“Injustice anywhere is a threat to justice everywhere.” - Dr. Martin Luther King Jr., Letter from Birmingham Jail, April 16, 1963
Keep fighting, folks. King wrote in the same letter, “Freedom is never voluntarily given by the oppressor; it must be demanded by the oppressed.”
i want to do this. so serious.
who wants in?
Me me me! (waves hand and flails)
lol thats 3.
It will be a smaller community, but when I eventually have kids, I plan to raise them in a situation like this, with my closest friends/ the most amazing people I know. Plus, I see it as a way to prepare for the apocalypse, if we have our own society.
I would love to raise Cain in a setting like this with other families. I just dont know if my anxiety and weirdness could handle all those other people.
I wanna do dat! but only if there are radical queers/fat femmes.
There was a time when I liked a good riot.
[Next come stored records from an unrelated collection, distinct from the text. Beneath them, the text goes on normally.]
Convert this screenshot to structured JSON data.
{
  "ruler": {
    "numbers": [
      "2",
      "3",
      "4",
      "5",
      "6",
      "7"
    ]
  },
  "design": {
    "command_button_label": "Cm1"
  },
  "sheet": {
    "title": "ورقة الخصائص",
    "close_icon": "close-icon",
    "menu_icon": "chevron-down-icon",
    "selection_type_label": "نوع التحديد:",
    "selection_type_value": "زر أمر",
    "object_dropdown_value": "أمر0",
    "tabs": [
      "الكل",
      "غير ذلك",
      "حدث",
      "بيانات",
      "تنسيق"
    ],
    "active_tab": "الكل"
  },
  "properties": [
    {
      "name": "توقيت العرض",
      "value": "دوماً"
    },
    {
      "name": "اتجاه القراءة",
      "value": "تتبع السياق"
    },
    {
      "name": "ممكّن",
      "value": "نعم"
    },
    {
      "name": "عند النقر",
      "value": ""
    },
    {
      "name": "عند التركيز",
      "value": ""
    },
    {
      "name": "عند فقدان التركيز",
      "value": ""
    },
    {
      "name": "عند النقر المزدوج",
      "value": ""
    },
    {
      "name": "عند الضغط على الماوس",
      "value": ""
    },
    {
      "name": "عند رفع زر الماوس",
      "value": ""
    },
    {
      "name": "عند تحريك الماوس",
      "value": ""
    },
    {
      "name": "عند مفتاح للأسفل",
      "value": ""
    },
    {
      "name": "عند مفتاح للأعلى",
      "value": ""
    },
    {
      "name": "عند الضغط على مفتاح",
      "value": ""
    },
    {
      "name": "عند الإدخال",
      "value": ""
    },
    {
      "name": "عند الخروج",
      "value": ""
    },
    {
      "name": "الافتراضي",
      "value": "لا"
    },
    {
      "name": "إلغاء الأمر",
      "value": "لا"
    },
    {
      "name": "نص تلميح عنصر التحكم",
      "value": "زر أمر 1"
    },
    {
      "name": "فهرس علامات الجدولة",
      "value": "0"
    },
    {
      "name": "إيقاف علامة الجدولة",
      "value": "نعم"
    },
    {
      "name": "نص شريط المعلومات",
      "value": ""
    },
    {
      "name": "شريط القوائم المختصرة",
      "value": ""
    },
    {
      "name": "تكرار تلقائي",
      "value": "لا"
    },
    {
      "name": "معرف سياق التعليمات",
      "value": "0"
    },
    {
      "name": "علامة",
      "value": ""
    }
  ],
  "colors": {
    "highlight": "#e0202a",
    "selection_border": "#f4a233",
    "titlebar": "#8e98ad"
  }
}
Put on some heavy old street clothes that could stand a bit of sidewalk-scraping, infect myself with something good and contagious, then go out and stamp on some cops.
It was great, being nine years old."
Spider Jerusalem (via onesilentcall)
"My friend summing up the Wisconsin capitol occupation experience with the police, and why they aren’t our allies in the Occupy movement today: “Cops are only “on your side” until someone orders them not to be. Then, after they’ve hung out and eaten pizza with you for weeks and come back after their shift wearing Cops For Labor shirt, suddenly they say “I agree with you and all, but now I have to make you go, and since we’re all the 99% and solidarity and everything please be nice and don’t make my job hard”. Then someone goes up on the people’s mic and says “Aren’t these cops so nice for not bashing heads like they did in Boston? Let’s give them a round of applause and not give them any grief!” Then suddenly so many occupiers leave that the occupation cannot be maintained, and they get what they want. It’s really quite an effective strategy, much more so than using mace and whatnot."
someone on FB just posted this about Occupy Madison (that is the capital of Wisconsin, right?)